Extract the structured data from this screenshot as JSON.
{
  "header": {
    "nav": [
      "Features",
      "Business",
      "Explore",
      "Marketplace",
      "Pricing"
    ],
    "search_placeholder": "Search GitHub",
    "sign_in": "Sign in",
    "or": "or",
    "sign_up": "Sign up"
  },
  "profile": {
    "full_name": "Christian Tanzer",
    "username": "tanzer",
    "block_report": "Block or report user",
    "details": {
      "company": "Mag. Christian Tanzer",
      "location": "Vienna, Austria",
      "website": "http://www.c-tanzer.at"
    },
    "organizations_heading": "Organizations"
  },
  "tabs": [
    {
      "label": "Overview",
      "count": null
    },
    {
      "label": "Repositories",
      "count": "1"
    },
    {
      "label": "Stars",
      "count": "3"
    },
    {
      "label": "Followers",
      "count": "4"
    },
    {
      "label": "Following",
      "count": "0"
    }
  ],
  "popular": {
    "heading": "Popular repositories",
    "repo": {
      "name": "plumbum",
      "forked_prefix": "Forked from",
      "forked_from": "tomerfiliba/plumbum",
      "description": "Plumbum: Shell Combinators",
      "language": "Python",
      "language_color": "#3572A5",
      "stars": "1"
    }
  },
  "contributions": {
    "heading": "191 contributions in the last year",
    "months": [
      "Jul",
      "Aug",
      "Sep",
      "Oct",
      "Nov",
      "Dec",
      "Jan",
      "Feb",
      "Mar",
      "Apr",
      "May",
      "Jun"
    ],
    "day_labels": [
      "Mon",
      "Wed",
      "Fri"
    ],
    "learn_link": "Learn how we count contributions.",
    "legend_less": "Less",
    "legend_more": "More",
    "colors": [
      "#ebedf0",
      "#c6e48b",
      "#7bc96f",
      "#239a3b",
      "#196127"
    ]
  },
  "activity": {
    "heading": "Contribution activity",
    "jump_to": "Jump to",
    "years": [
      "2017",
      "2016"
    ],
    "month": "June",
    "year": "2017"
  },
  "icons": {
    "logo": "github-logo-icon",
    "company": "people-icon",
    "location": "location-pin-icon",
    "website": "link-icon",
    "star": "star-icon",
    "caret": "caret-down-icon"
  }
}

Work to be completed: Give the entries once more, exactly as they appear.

Answer space:
Extract the structured data from this screenshot as JSON.
{
  "header": {
    "nav": [
      "Features",
      "Business",
      "Explore",
      "Marketplace",
      "Pricing"
    ],
    "search_placeholder": "Search GitHub",
    "sign_in": "Sign in",
    "or": "or",
    "sign_up": "Sign up"
  },
  "profile": {
    "full_name": "Christian Tanzer",
    "username": "tanzer",
    "block_report": "Block or report user",
    "details": {
      "company": "Mag. Christian Tanzer",
      "location": "Vienna, Austria",
      "website": "http://www.c-tanzer.at"
    },
    "organizations_heading": "Organizations"
  },
  "tabs": [
    {
      "label": "Overview",
      "count": null
    },
    {
      "label": "Repositories",
      "count": "1"
    },
    {
      "label": "Stars",
      "count": "3"
    },
    {
      "label": "Followers",
      "count": "4"
    },
    {
      "label": "Following",
      "count": "0"
    }
  ],
  "popular": {
    "heading": "Popular repositories",
    "repo": {
      "name": "plumbum",
      "forked_prefix": "Forked from",
      "forked_from": "tomerfiliba/plumbum",
      "description": "Plumbum: Shell Combinators",
      "language": "Python",
      "language_color": "#3572A5",
      "stars": "1"
    }
  },
  "contributions": {
    "heading": "191 contributions in the last year",
    "months": [
      "Jul",
      "Aug",
      "Sep",
      "Oct",
      "Nov",
      "Dec",
      "Jan",
      "Feb",
      "Mar",
      "Apr",
      "May",
      "Jun"
    ],
    "day_labels": [
      "Mon",
      "Wed",
      "Fri"
    ],
    "learn_link": "Learn how we count contributions.",
    "legend_less": "Less",
    "legend_more": "More",
    "colors": [
      "#ebedf0",
      "#c6e48b",
      "#7bc96f",
      "#239a3b",
      "#196127"
    ]
  },
  "activity": {
    "heading": "Contribution activity",
    "jump_to": "Jump to",
    "years": [
      "2017",
      "2016"
    ],
    "month": "June",
    "year": "2017"
  },
  "icons": {
    "logo": "github-logo-icon",
    "company": "people-icon",
    "location": "location-pin-icon",
    "website": "link-icon",
    "star": "star-icon",
    "caret": "caret-down-icon"
  }
}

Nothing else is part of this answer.